“Yorkville was a wonderful place to grow up. It was an area where there were ethnic groups. You had your Slovaks, your Czechs, your Hungarians, your Germans. It was like a little Central [Europe sic] there. Czech butchers, Czech bakers, Czech doctors, optometrists. It was like being home away from home for us.”
“I went to Sokol camp in Connecticut. They had a beautiful camp there, and I spent a few summers there, fortunately, to get out of the heat of the city. I had memorable occasions over there. It was a lot of fun [being] amongst other Czech immigrants, and we even had a few Hungarian boys who were there. It was a wonderful experience. Being part of Sokol, the entire organization, was a great experience.”
“My youngest daughter, the schoolteacher, when she was going to school at New Paltz, she decided to study a semester in Prague, at Charles University. So, actually, she’s the first one from my family to go back, because I didn’t go back until she was studying there. That was my first trip there. It was 2005, so that’s going to be seven years ago, and so we went to visit her. Her sister went to visit her before we did, and she came and said ‘I can’t believe you were born there and you didn’t go back yet.’ So I said to my wife ‘Ok, we’re going to go there while Jill’s studying’ and we spent two weeks there, and then I returned there again two years ago. It was an emotional trip for me, naturally.
“I got to visit Strašnice, and I got to go to Kostelec nad Černými Lesy where my cousins live. My father came from a family of butchers, so they’re all butchers. His father was a butcher, his brother was a butcher, my first cousin’s a butcher, his son’s a butcher. Naturally, during the communist years, my uncle was arrested as well. After my father left, my uncle Joe was in the uranium mines for awhile. He suffered a stroke and thank god that they released him early. But being that they were not of the Communist Party, they weren’t allowed to do certain things. [If] you were a butcher, you’re going to be a butcher. You can’t be anything other than that. Educations were stifled; they started school at a later age. So it wasn’t easy for them having stayed back. So I visited them. I went to Tehov where my mother was born. Naturally you visit the cemeteries.

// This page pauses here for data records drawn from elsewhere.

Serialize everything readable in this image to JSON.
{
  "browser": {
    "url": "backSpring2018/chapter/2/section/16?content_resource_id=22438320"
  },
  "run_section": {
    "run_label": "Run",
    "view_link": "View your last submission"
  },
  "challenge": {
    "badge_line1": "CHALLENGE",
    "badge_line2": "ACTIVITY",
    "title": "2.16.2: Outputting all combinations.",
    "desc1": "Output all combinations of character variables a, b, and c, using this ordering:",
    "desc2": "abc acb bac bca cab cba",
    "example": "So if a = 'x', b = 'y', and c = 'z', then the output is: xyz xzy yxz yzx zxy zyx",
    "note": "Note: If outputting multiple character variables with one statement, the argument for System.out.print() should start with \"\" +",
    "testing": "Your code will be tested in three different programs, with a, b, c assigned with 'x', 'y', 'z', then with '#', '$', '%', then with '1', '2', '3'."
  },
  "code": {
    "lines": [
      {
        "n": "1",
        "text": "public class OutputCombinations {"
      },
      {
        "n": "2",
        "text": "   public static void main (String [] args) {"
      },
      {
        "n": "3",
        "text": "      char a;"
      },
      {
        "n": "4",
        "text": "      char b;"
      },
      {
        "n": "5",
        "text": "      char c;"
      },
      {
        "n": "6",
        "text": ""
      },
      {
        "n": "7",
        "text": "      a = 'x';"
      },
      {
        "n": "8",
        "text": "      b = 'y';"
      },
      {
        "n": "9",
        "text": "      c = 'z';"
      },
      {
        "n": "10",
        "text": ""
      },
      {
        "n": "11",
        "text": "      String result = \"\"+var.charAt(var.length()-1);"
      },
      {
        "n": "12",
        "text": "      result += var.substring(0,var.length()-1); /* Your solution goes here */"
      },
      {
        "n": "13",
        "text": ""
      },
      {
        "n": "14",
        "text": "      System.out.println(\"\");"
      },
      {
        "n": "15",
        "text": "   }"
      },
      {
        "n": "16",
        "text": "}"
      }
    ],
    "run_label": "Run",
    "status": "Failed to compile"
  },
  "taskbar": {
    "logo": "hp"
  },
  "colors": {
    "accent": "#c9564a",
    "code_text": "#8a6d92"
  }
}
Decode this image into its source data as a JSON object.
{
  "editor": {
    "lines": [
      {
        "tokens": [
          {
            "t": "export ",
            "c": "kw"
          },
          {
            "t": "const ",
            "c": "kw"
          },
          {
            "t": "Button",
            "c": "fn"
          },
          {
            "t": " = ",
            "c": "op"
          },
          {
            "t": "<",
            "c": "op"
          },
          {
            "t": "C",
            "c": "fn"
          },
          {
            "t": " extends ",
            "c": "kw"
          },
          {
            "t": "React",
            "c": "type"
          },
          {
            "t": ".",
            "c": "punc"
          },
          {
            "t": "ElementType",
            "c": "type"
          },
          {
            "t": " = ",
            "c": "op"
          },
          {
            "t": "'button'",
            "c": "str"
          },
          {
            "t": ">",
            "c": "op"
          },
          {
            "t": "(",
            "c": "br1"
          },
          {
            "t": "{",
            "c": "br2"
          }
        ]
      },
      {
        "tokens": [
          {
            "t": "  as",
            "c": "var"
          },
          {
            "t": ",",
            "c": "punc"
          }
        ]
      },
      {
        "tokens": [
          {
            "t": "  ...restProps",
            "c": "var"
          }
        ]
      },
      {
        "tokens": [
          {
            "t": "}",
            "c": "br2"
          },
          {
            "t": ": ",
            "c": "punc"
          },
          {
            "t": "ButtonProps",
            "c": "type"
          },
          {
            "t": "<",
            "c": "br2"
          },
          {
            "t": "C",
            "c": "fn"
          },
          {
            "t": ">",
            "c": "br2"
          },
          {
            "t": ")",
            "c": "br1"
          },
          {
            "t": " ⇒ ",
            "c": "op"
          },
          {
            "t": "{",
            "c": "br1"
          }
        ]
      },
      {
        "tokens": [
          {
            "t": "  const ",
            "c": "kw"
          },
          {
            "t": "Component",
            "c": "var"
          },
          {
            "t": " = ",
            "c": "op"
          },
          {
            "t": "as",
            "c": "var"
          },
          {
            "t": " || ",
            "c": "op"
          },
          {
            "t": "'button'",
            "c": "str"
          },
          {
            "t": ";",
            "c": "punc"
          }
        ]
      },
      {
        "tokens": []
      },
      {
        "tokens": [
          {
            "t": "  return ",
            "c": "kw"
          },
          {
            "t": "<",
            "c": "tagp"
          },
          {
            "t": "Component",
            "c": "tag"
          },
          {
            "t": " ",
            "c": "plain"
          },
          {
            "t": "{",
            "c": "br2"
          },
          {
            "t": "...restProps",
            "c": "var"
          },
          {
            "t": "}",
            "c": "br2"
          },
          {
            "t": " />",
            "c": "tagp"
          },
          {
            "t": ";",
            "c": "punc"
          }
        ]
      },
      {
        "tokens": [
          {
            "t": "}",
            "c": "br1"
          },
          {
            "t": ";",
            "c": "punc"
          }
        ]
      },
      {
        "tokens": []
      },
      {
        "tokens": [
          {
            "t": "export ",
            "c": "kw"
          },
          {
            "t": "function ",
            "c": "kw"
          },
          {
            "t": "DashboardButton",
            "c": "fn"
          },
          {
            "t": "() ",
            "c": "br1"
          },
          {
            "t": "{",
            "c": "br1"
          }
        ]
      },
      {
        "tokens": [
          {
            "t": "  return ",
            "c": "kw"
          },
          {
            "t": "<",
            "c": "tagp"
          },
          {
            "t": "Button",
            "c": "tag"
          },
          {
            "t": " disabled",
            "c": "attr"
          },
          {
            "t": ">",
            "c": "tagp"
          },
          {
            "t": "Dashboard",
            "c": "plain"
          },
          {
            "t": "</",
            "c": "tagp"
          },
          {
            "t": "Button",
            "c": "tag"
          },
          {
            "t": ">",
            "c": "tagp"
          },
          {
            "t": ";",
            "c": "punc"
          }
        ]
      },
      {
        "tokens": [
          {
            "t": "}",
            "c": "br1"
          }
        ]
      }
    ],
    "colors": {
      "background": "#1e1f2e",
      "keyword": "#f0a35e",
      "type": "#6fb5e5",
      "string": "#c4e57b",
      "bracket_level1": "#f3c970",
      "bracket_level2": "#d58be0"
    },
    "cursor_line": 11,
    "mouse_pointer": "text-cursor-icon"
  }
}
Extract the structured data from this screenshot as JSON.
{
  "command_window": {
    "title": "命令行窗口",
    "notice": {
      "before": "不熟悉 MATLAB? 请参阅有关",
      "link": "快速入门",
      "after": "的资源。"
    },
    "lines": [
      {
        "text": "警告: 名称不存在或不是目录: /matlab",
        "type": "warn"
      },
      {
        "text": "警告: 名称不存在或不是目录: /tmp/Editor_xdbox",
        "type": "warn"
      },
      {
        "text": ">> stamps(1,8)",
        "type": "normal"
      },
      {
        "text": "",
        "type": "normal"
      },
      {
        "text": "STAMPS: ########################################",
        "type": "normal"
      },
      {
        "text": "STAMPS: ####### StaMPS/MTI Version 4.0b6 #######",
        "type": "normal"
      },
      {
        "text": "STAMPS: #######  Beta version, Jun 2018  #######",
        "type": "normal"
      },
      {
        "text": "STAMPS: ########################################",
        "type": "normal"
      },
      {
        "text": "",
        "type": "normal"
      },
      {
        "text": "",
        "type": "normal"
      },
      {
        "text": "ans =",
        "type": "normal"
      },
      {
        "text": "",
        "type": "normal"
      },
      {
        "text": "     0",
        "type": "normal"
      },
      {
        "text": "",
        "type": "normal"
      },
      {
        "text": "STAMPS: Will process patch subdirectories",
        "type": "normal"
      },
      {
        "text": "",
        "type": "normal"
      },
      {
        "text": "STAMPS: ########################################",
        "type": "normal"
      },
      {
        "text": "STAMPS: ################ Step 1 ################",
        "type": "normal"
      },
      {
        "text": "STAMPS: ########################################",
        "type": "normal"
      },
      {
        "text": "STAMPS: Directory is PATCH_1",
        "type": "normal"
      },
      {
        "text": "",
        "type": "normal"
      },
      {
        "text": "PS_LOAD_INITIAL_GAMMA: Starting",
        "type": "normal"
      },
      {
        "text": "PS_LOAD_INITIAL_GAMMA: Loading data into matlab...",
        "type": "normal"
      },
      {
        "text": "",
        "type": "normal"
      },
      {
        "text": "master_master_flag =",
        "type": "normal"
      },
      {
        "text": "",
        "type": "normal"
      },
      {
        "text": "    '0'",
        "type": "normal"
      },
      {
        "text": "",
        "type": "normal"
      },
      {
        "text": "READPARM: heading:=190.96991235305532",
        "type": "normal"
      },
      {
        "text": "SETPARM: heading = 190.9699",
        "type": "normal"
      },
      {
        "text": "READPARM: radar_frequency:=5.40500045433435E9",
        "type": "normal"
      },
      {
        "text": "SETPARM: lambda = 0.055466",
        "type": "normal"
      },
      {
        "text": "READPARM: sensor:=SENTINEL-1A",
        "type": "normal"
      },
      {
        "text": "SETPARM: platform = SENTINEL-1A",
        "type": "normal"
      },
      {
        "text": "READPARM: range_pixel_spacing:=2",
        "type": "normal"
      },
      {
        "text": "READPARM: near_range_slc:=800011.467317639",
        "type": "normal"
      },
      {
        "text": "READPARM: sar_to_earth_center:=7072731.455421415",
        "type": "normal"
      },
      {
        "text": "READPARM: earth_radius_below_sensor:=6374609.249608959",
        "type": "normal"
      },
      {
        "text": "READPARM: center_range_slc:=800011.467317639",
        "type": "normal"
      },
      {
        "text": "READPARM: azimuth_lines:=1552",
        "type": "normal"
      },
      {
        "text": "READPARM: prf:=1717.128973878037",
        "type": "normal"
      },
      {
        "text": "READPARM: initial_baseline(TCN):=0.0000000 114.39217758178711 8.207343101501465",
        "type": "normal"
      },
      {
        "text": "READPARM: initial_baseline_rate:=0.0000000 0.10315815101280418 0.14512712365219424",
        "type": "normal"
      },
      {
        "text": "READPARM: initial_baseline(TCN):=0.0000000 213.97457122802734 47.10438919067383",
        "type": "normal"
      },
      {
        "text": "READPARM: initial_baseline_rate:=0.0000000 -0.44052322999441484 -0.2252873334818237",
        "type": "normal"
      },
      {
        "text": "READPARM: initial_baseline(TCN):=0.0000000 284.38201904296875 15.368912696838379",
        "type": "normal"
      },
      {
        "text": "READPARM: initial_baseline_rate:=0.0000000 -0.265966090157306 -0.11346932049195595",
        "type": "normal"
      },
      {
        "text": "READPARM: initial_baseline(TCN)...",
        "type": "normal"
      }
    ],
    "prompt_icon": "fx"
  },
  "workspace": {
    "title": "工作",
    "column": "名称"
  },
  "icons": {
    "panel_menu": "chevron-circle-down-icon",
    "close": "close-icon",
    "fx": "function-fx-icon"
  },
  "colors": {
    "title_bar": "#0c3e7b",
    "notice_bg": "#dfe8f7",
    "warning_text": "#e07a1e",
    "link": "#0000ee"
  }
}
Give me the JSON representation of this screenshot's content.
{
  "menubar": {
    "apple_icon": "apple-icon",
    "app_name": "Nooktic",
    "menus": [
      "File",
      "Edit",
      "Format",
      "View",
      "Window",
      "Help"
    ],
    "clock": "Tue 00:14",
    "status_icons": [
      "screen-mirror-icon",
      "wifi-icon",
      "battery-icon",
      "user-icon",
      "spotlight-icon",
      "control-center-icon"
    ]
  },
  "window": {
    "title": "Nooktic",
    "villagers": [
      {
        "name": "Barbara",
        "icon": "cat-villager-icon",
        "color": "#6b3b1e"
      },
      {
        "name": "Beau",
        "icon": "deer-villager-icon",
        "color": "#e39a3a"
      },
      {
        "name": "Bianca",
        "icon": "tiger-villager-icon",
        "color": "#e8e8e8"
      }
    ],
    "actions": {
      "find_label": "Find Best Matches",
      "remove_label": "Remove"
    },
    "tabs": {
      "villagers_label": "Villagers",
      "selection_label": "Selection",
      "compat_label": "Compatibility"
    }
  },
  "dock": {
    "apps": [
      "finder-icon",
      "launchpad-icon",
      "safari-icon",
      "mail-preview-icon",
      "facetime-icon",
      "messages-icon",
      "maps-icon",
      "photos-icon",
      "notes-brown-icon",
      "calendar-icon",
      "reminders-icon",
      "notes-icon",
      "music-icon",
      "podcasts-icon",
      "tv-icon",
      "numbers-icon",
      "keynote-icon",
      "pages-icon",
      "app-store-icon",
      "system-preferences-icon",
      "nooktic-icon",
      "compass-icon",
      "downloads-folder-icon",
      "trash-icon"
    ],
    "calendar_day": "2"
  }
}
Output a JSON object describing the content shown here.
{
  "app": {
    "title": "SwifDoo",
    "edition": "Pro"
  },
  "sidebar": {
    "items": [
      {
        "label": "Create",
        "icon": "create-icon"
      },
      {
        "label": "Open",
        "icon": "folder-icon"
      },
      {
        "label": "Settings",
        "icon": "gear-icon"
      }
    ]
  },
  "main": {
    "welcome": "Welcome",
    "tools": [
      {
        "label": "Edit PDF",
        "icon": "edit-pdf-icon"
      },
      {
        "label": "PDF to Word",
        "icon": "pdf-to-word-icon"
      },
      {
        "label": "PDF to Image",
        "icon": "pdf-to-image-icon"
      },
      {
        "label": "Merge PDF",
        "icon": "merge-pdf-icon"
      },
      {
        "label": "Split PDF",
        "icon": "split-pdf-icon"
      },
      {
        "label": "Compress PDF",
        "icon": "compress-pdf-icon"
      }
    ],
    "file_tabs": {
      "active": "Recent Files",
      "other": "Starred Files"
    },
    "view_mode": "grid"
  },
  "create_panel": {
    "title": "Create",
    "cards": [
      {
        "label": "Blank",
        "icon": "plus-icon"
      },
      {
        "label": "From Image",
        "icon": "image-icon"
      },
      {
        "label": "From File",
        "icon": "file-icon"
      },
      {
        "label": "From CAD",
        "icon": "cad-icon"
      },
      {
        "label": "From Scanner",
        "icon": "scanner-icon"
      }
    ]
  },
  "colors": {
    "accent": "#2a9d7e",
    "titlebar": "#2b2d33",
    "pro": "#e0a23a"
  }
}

I went to Jevany where my father hid out in the mortuary. I saw that little hutch there that’s run down. I couldn’t imagine him spending a week there in the middle of a cemetery waiting to get out of the country.”